1. Classifying all employees as independent contractors
To qualify as an independent contractor, the employer has the burden of proof to establish that the worker is actually an independent contractor and not an employee. I’ve discussed the parameter of this “economic realities” test here.  In addition to owing unpaid minimum wages and potential unpaid

Employers often ask me the question of what steps can they take to stop employment litigation. My response usually begins with a warning that there is nothing an employer can do that will prevent a frivolous lawsuit. Employers can only control their actions and decisions, and by thinking about and reviewing a few simple items

I know, I’m the first one to admit things have been pretty dormant here at the California Employment Law Report. It is actually a good sign of my growing practice, but with the increasing list of employers I’ve been advising, the less time I’ve had to write articles and conduct webinars. This will be changing

The scenario is common: employers have policies in place to protect the employees and the company, but getting employees to comply with the policies is difficult.

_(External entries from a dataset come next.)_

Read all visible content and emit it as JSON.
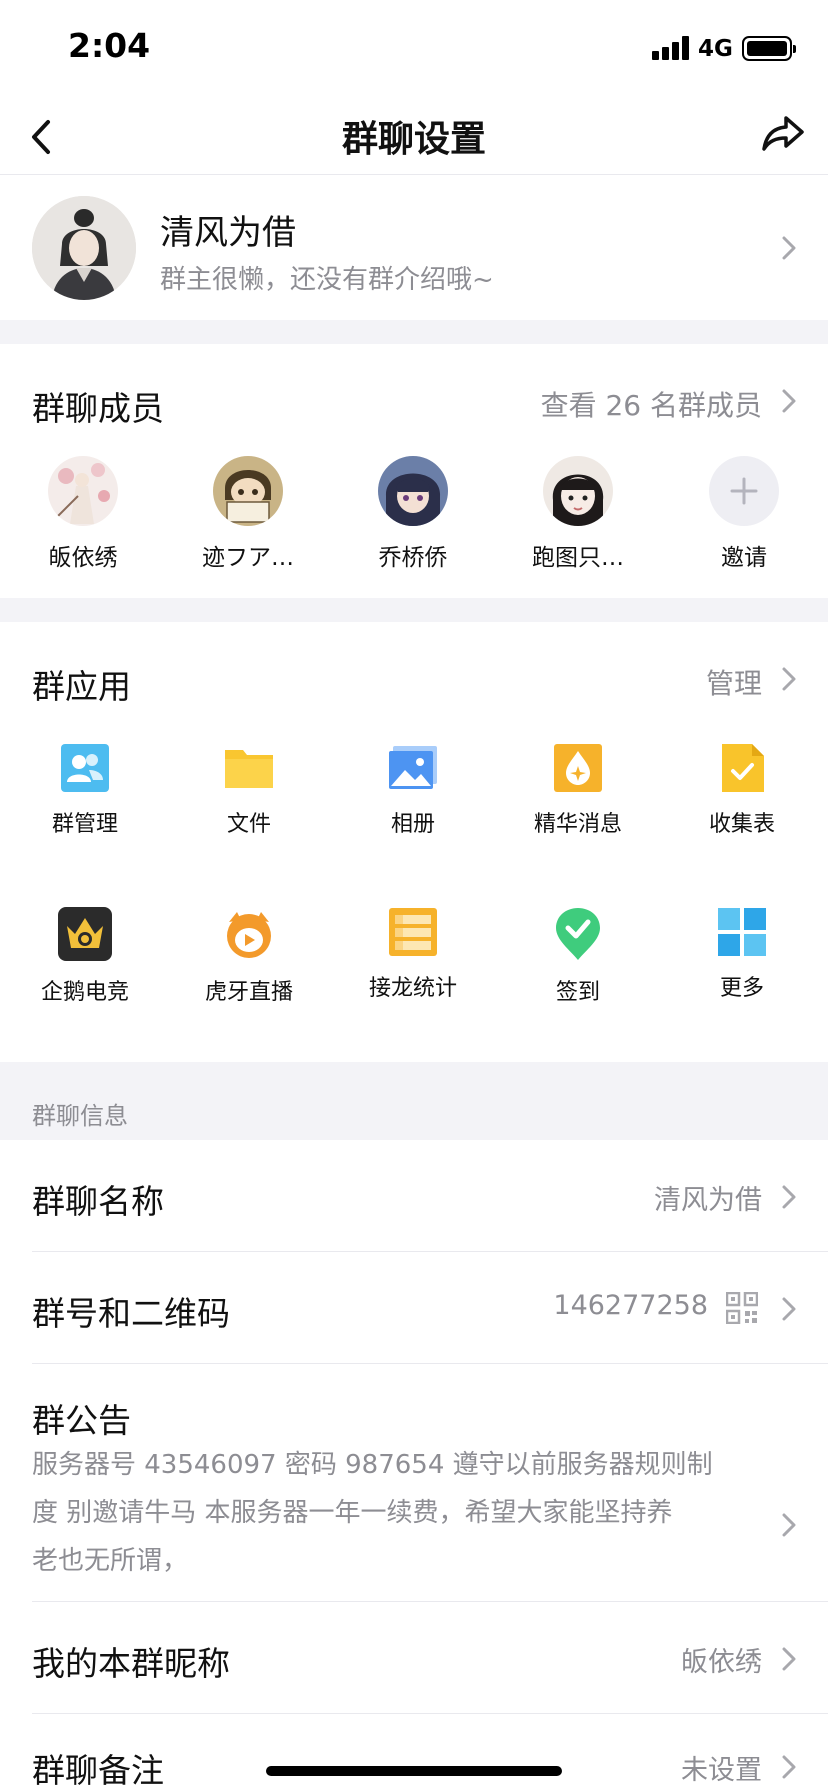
{
  "status_bar": {
    "time": "2:04",
    "network": "4G"
  },
  "nav": {
    "title": "群聊设置",
    "back_icon": "chevron-left-icon",
    "share_icon": "share-icon"
  },
  "profile": {
    "name": "清风为借",
    "description": "群主很懒，还没有群介绍哦~"
  },
  "members": {
    "title": "群聊成员",
    "view_all": "查看 26 名群成员",
    "list": [
      {
        "name": "皈依绣"
      },
      {
        "name": "迹フア…"
      },
      {
        "name": "乔桥侨"
      },
      {
        "name": "跑图只…"
      }
    ],
    "invite_label": "邀请"
  },
  "apps": {
    "title": "群应用",
    "manage": "管理",
    "items": [
      {
        "name": "群管理",
        "icon": "group-manage-icon"
      },
      {
        "name": "文件",
        "icon": "folder-icon"
      },
      {
        "name": "相册",
        "icon": "photo-album-icon"
      },
      {
        "name": "精华消息",
        "icon": "essence-message-icon"
      },
      {
        "name": "收集表",
        "icon": "collection-form-icon"
      },
      {
        "name": "企鹅电竞",
        "icon": "penguin-esports-icon"
      },
      {
        "name": "虎牙直播",
        "icon": "huya-live-icon"
      },
      {
        "name": "接龙统计",
        "icon": "relay-stats-icon"
      },
      {
        "name": "签到",
        "icon": "check-in-icon"
      },
      {
        "name": "更多",
        "icon": "more-grid-icon"
      }
    ]
  },
  "info": {
    "caption": "群聊信息",
    "group_name_label": "群聊名称",
    "group_name_value": "清风为借",
    "group_id_label": "群号和二维码",
    "group_id_value": "146277258",
    "notice_label": "群公告",
    "notice_line1": "服务器号 43546097 密码 987654 遵守以前服务器规则制",
    "notice_line2": "度 别邀请牛马 本服务器一年一续费，希望大家能坚持养",
    "notice_line3": "老也无所谓，",
    "nickname_label": "我的本群昵称",
    "nickname_value": "皈依绣",
    "remark_label": "群聊备注",
    "remark_value": "未设置"
  },
  "colors": {
    "background": "#ffffff",
    "separator": "#f3f3f7",
    "secondary_text": "#8d8d93"
  }
}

For example, a company has a policy that employees have to be on-the-clock for during all of the time they are working, but there is one or two employees

I recently had the opportunity to interview Guy Kawasaki about his New York Times best selling book Enchantment.  I like to think of the interview as an extra chapter to Enchantment specifically for business owners and human resource managers about how to effectively manage employees.  We spoke about the following topics:

  • HR departments should